Removing hair from the body has been part of personal grooming for ages. However, getting rid of hair may be a tedious job when you consider that the legs and underarms have an estimated 78,000 hair follicles. Thankfully, the advent of technology has made it easier to remove hair by using an epilator.
Epilators are small handheld devices that come with a rotating head of tweezers. The epilator works by pulling hair when moved along the skin. This device is so effective that it can remove up to 4 times more hair than waxing. It also eliminates the time that would have otherwise been spent at the beauty parlor while saving your money you would otherwise have spent on razor blades or wax strips.
Needless to say, you have to know how to use an epilator to get the best results. The following is a series of comprehensive information on anything you’d ever want to know about epilators and how to get the most out of using them.
To start us off here’s what you need to know when using an epilator.
Epilating is a more involved process then shaving, so beauty experts recommend that you epilate only when you have enough time. If you’re attending an important event, you’re better off epilating the day before. Don’t worry, your hair won’t grow back for a while!
As you might have already guessed, epilating may cause pain and some redness to the skin. Doing it a day before an important occasion allows the pain and redness to disappear way in advance.
Be sure to exfoliate the skin before epilating to get rid of any dead skin cells that may block the hair shaft. Exfoliating inhibits ingrown hairs as well, so that’s two advantages. You may use an exfoliating brush to gently scrub the skin when taking a shower.
You may choose to wet your skin before epilating or epilate on dry skin right away after a shower. The choice of either depends on whether the epilator you’re going to use is designed for wet or dry skin. Most beauty experts recommend that you use an epilator on dry skin for the best results.
If you’re using the epilator on wet skin, particularly during a shower, soak the skin for at least five minutes and use the device when the body partly is submerged in water. Don’t move your body from the water to epilate. One of the epilators designed for use in the shower is the Braun Silk-Epil Wet and Dry Cordless Epilator, which comes with a massage attachment to help reduce discomfort.
If the epilator is meant for use on dry skin, start by taking a warm shower. To reduce pain while using epilators designed for dry skin, apply a shower gel on it. Use a fluffy towel to dry. This encourages the hair to stand up better, making it easier to remove.
If you’ve never used an epilator before, start by epilating the legs because they have a lower level of sensitivity compared to other parts of the body. The epilator should be held at a 90 degrees angle to the leg. Epilate gently while holding the skin taut with the other hand around the knees or areas where the skin is relatively loose. It will probably hurt a bit, but the good news is that every time you epilate you feel the pain less and less. Also, you’ll only have to do it once every few weeks.
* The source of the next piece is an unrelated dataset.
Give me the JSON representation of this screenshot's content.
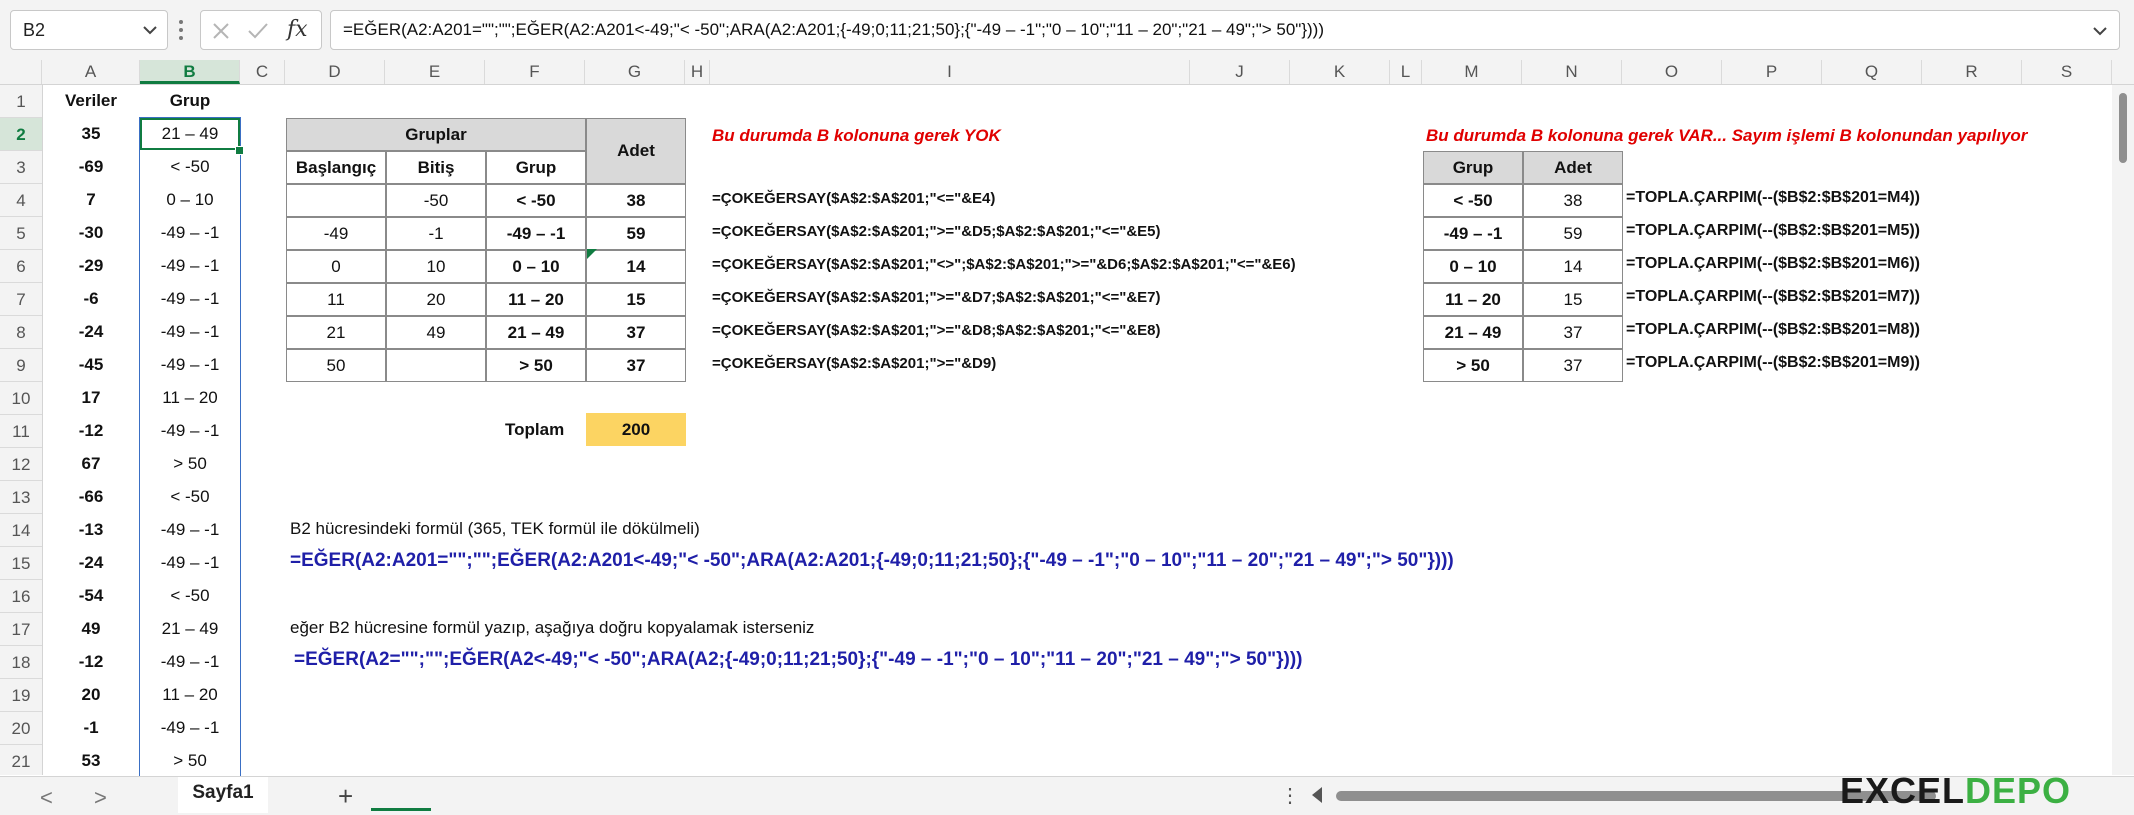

Move the epilator in an upward motion, against the direction that the hair is growing. Nonetheless, you may change the direction appropriately for a smooth finish. Be sure to run your hand over the skin to feel any spot that you may have missed. Take your time; it should take you about 15 minutes to epilate from the ankle to the knee.
Use an epilator that has a specialized attachment when epilating on sensitive areas such as the face, around the genitals, arms, and underarms.
It is not uncommon to experience discomfort after epilating, particularly if you have never done it before. The best epilator should be designed to lessen the sensitivity even with your first use.
It is important to mention that the sensitivity reduces as the skin becomes accustomed to epilating. Apply special body creams and sprays after epilating. You may also consider placing ice packs on the skin for a couple of minutes after epilating, although it is not very necessary.